— You know it’s a great night when you barely notice Phil Simms. Sure he had his Simmsian moments. Like when he tried to make the case the Texans had plenty of time and three timeouts, when they were down 20 points with two timeouts. Then there was Brissett chucking the ball 50 feet over Gronk’s head in the end zone and he said, “I don’t blame the quarterback.” Not to mention the obligatory “We talked abouts” and so on. But not even that empty-headed hayseed could harsh my mellow.
— This week’s Applicable Movie Quote: “The distance between insanity and genius is measured only by success.” — Elliot Carver, “Tomorrow Never Dies”
— I’ve waited this long to get too deep into Jacoby Brissett because he wasn’t really the story. Which demonstrates the brilliance of Josh McDaniels and the infinite possibilities of the McOffense. The way it can form a symbiotic relationship with the guy running it and go from wide-open spread to old-school power run to gadget plays and everything in between based on his set of skills. But the kid was poised, confident and never anything less than completely in charge. If they swing a deal to get value for Jimmy Garoppolo in the offseason, I will have zero problems with having a second-year Brissett as the backup.

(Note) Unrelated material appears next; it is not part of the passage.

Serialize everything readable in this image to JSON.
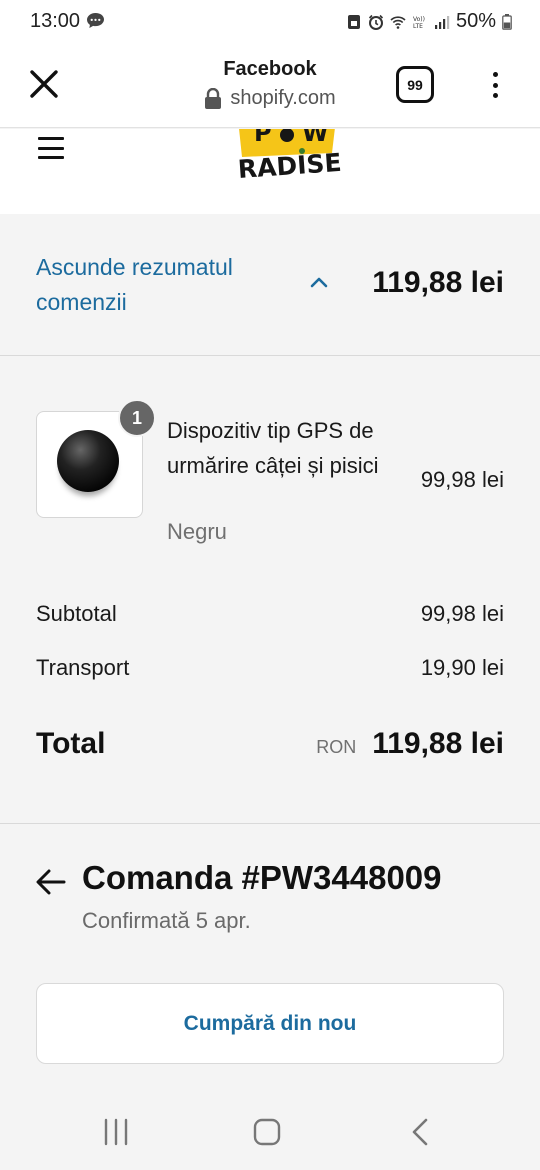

— Finally, there’s a great historical allegory to make about a coach having the balls to go into a game with one quarterback, a rookie, on his entire roster. Something no other coach would ever be willing to do. After Alexander the Great kicked Persian ass at the Battle of Issus, Persian king Darius offered him a deal if he’d promise to go away and not conquer the entire empire. One of the generals, Parmenion, said, “If I were Alexander, I would accept what was offered and make a treaty.” To which Alexander replied, “So would I … if I were Parmenion.” Great conquerers dare to do great conquerer things.
Jerry has a book! “From Darkness to Dynasty: The First 40 Years of the New England Patriots” has been called, “The perfect book for any reader who is a diehard Pats fan.” It’s available now online and at bookstores everywhere. Details and scheduled book signings are at JerryThornton.net.